Trust: Singing, “We can walk this tightrope / It’s best that we don’t look,” Mackenzie only looked up. Perhaps doesn’t look back. It’s a rapturous guide for any listener, artist, lover daring to be themselves.
Inspiration: Divine influence and pure driven-ego power, “Don’t Give Me That ‘I Told You So’ Look.” “Singing till I’m hoarse” justifies Mackenzie’s deepest beliefs. A more technically accomplished vocalist than Bowie, Mackenzie is able to go where that revolutionary pointed but could never himself reach. The most arch and extreme notes convey anticipation, as on “Waiting for the Loveboat.” Good times arriving at last.
Abandon: Mackenzie’s own backing vocals on “Loveboat” sound like pop’s ubiquitous three black girls. But it’s all Mackenzie, letting his inner diva cut loose. The track’s Hi-NRG stomp tells you he is trampling down every inhibition he’s ever faced, and through the idiom of queer dance music, he lets you triumph too.
Nerves: “Perhaps / I might see the day / Perhaps / I’ll have to nerve to say …” From beginning to end, the album is almost unrelentingly high-pitched. Maybe too much so for those who lack a taste for dance music euphoria. Would timid souls really appreciate Mackenzie’s …
Solitude: On two respite tracks (“Those First Impressions,” “Breakfast”), Mackenzie settles into introspection and a lifetime’s reflection. Opera singers know this depth of contemplation, it’s what gives their saddest, most tragic emotions gravitas.
Worry: Hughes’ frantic keyboard arpeggios lend manic intensity to Perhaps, its frenzy urging Mackenzie to excitement and panic.
Ardor: Claiming popular music — and the popular audience — Mackenzie’s “So convinced of my fall / That I fell for feeling small” is a lovelorn confession, romantic but defiant. Only Morrissey’s “I haven’t got a stitch to wear” on the Smiths’ “This Charming Man” matches this bold, fey irony.

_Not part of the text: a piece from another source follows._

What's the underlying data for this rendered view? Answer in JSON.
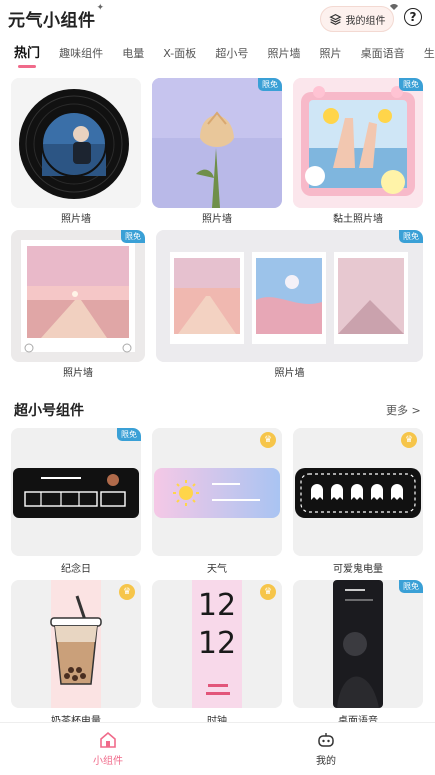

Grandeur: “Schampout” is where Mackenzie makes his provocation “You said to me What a noise I make! / I said, ‘Well, I am a singer!’ ” His puns are outright funny aperçus. He communicates with Sarah Vaughan on some heavenly disco floor.
From the moment the needle hit my Perhaps import vinyl, I was thrilled — and still am. Mackenzie’s remarkably pitched, theatrical vocals, blending Brit synthesizer pop to gay disco, makes the force of his desiring one’s own. Perhaps is a cheeky, courageous personal statement.
- Armond White, Armond White, a film critic, received the American Book Award’s Anti-Censorship prize. He is the author of The Resistance: Ten Years of Pop Culture That Shook the World and the forthcoming What We Don’t Talk about When We Talk about the Movies.Contact Armond White